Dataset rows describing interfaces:
-------
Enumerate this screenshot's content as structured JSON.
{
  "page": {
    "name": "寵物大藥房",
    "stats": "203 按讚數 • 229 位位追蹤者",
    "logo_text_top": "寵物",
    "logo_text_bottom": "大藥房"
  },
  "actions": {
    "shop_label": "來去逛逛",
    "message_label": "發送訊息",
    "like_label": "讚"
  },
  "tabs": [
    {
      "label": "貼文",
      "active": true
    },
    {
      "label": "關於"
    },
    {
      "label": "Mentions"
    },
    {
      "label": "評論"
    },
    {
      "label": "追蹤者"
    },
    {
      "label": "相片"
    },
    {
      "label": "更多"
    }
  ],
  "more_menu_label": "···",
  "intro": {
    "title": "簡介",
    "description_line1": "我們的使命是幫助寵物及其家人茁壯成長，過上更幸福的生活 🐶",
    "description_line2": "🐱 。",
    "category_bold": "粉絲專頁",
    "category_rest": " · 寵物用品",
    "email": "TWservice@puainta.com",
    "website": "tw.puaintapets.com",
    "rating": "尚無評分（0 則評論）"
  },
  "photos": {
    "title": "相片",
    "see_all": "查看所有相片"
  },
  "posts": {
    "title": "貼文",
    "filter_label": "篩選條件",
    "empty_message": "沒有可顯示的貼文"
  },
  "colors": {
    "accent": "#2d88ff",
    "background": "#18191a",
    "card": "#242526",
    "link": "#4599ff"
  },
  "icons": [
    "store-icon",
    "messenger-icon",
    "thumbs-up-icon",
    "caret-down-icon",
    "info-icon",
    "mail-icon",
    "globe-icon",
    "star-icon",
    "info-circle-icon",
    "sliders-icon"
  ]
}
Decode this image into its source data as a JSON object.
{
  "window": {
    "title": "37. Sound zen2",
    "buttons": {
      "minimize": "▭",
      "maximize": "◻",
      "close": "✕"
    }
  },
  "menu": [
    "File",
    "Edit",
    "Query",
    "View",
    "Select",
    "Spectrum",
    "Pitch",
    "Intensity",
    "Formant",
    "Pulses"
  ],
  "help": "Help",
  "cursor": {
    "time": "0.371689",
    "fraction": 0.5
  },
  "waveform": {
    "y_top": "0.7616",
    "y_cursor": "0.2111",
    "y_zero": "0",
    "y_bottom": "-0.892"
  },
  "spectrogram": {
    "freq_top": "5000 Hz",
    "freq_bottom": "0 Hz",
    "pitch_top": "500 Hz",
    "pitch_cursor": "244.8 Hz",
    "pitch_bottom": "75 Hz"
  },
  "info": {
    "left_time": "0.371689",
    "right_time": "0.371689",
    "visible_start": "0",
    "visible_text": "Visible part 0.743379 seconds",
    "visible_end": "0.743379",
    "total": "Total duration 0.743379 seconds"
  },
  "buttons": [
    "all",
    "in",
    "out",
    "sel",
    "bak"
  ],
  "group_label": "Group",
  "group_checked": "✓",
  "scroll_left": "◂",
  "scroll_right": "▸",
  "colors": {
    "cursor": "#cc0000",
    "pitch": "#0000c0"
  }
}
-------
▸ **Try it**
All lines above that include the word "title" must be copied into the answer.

▸ **Solution below**
    "title": "簡介",
    "title": "相片",
    "title": "貼文",
    "title": "37. Sound zen2",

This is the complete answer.